COLUMBIA, SC (WIS) - Lawmakers met to discuss medical marijuana in the Palmetto State on Tuesday.
The “Compassionate Care Act” would allow doctors to legally prescribe medical marijuana for some chronic conditions. Sen. Tom Davis (R-Beaufort) and Rep. Peter McCoy (R-Charleston) spoke about their medical marijuana bills at a press conference after it was introduced on the State Senate floor.
Sen. Davis said this is the most socially conservative medical marijuana bill in the country. He doesn’t want it to lay the foundation for recreation use in the state. “Each step of the process – from the growing to the processing to the dispensing is monitored in real time constantly by DHEC and SLED,” Sen. Davis said.
Sen. Davis shared some details on the Compassionate Care Act while surrounded by members of both parties in the House and Senate.
The Compassionate Care Act is proposing the use of medical cannabis for people with certain debilitating medical conditions. Those include: cancer, multiple sclerosis, a neurological disease, PTSD, glaucoma, Crohn’s disease, sickle cell anemia, ulcerative colitis, wasting syndrome, severe nausea in a person who is in hospice care, chronic medical condition causing severe muscle spasms, including multiple sclerosis: or “chronic or debilitating diseases for which an opioid is currently or could be prescribed by a physician based on generally accepted standards of care.
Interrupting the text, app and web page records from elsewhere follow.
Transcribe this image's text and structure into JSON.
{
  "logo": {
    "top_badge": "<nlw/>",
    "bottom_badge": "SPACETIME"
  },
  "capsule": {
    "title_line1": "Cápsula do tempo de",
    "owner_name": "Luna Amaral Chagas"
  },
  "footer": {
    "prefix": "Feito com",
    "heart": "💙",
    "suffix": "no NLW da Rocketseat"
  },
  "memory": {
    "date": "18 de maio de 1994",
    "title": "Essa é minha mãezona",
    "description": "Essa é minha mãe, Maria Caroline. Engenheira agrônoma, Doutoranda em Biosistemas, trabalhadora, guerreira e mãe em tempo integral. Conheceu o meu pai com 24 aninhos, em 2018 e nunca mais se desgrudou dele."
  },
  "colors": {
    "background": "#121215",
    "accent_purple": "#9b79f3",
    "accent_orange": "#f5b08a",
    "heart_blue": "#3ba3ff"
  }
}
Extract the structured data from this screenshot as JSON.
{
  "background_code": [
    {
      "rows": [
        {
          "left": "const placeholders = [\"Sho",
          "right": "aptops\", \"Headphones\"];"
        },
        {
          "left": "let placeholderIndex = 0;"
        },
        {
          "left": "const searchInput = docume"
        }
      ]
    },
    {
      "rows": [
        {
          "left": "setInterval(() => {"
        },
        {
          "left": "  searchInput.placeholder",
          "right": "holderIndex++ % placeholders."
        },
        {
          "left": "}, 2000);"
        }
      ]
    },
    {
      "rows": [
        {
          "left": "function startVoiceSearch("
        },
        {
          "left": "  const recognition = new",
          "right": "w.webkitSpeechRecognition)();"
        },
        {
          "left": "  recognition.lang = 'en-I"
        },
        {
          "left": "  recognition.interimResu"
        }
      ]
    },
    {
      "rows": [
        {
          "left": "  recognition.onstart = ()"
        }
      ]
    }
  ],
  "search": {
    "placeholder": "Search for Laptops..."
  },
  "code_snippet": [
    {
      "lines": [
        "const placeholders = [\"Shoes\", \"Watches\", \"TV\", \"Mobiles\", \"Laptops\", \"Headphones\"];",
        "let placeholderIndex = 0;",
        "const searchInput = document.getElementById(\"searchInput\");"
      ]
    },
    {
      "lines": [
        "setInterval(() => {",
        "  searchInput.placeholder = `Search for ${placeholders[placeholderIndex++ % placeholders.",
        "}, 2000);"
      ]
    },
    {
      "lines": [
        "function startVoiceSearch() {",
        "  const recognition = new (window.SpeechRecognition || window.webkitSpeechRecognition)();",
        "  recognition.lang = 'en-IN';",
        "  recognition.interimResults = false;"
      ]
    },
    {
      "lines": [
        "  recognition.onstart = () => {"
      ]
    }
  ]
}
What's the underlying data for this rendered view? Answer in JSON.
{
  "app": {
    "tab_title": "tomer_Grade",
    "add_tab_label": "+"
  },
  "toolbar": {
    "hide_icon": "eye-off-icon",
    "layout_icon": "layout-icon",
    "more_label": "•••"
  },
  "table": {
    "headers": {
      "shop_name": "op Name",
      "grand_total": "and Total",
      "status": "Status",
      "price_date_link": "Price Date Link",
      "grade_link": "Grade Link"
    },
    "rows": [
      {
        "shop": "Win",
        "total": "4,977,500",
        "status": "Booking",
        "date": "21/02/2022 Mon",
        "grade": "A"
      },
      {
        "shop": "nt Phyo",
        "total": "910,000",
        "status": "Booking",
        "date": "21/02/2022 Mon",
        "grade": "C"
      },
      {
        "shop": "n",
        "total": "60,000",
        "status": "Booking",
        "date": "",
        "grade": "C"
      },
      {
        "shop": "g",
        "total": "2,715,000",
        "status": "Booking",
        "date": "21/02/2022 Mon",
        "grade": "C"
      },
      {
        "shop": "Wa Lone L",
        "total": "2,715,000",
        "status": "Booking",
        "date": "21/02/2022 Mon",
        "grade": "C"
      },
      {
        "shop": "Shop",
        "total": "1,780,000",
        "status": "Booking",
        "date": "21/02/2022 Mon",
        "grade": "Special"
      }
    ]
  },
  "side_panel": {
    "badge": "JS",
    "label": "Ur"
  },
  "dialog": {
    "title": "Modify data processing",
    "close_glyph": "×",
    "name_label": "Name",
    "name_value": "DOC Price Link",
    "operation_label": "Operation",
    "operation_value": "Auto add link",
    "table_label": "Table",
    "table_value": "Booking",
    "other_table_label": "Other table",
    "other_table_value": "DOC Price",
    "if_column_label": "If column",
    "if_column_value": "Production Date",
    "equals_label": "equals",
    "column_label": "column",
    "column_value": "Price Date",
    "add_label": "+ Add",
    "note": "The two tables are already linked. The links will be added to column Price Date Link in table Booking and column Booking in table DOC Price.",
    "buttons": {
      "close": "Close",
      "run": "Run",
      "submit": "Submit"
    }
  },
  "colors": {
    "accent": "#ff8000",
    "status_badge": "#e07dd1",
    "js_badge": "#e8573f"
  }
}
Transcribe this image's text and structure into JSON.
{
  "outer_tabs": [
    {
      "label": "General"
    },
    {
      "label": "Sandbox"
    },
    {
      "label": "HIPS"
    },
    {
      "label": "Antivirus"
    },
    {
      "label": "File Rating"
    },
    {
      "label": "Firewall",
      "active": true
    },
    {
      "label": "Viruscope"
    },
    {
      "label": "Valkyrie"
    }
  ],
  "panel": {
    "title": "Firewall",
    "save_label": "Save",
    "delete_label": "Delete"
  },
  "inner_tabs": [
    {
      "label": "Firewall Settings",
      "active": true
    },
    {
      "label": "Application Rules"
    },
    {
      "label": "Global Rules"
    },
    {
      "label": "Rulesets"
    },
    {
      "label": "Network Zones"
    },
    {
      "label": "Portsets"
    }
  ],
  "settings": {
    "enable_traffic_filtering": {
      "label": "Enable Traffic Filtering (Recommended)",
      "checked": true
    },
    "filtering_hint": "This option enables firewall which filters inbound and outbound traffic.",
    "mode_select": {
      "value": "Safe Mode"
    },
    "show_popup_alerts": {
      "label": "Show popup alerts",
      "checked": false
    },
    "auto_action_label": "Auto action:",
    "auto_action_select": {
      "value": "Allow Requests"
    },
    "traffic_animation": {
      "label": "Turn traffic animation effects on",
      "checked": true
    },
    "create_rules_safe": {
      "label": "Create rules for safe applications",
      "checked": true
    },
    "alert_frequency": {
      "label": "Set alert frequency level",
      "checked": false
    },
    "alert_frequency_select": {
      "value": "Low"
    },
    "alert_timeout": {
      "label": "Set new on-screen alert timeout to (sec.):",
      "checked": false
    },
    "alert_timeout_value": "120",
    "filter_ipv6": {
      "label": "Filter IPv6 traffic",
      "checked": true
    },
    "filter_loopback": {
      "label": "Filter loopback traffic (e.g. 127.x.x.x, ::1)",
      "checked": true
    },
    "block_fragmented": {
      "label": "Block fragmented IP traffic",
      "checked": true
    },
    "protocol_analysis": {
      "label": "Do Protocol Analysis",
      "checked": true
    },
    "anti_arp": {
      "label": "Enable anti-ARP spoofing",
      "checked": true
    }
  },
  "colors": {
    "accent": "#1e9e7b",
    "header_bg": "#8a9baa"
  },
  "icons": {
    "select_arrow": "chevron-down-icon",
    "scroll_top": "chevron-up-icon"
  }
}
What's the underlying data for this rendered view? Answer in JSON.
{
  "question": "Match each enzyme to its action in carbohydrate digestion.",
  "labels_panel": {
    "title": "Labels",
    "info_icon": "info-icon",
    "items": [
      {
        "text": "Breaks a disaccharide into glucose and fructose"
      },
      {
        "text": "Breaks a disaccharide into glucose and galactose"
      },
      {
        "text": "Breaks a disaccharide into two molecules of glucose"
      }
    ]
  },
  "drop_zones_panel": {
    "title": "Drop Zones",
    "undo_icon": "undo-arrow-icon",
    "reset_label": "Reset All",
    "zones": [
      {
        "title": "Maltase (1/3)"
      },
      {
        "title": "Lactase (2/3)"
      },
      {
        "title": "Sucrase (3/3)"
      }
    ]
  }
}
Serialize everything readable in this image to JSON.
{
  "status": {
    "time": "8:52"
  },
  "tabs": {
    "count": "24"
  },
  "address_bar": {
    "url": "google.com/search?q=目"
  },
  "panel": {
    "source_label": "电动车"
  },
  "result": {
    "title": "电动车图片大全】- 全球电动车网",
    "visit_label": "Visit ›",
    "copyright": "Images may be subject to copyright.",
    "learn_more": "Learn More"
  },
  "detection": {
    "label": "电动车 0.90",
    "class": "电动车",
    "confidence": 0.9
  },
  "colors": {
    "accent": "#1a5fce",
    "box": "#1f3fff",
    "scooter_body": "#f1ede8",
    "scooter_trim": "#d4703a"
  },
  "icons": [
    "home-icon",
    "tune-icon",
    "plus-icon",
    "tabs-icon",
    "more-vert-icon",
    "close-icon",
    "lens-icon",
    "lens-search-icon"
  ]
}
Some other provisions say certifying physicians must complete training that is specific to medical cannabis.
Another provision said smoking of cannabis is not allowed. It may only be used by patients in the forms such as vaporized flower or oil, gel caps, suppositories, patches, edibles or topical cream.
Sen. Davis said the medical cannabis will be tested by an independent testing lab to make sure it is safe and properly labelled.
Supporters say a benchmark research poll shows 72 percent of South Carolinians support medical marijuana. Others argue against it saying CBD oil is already legal in the state so there’s no need for medical marijuana.
The South Carolina Medical Association said they stand opposed to marijuana legislation. They issued the following statement:
“Supporters of marijuana are beginning to acknowledge many of the objections the South Carolina Medical Association and others have had to marijuana legalization efforts. Physicians remain opposed to marijuana and sections of this new bill forcing physicians to be the access point for marijuana in South Carolina. This bill circumvents federal law, disregards the scientific method, and will require careful study by physicians and lawmakers. Improving the health of South Carolina remains our top priority and legalizing marijuana will not do that.”
You can watch the full press conference here: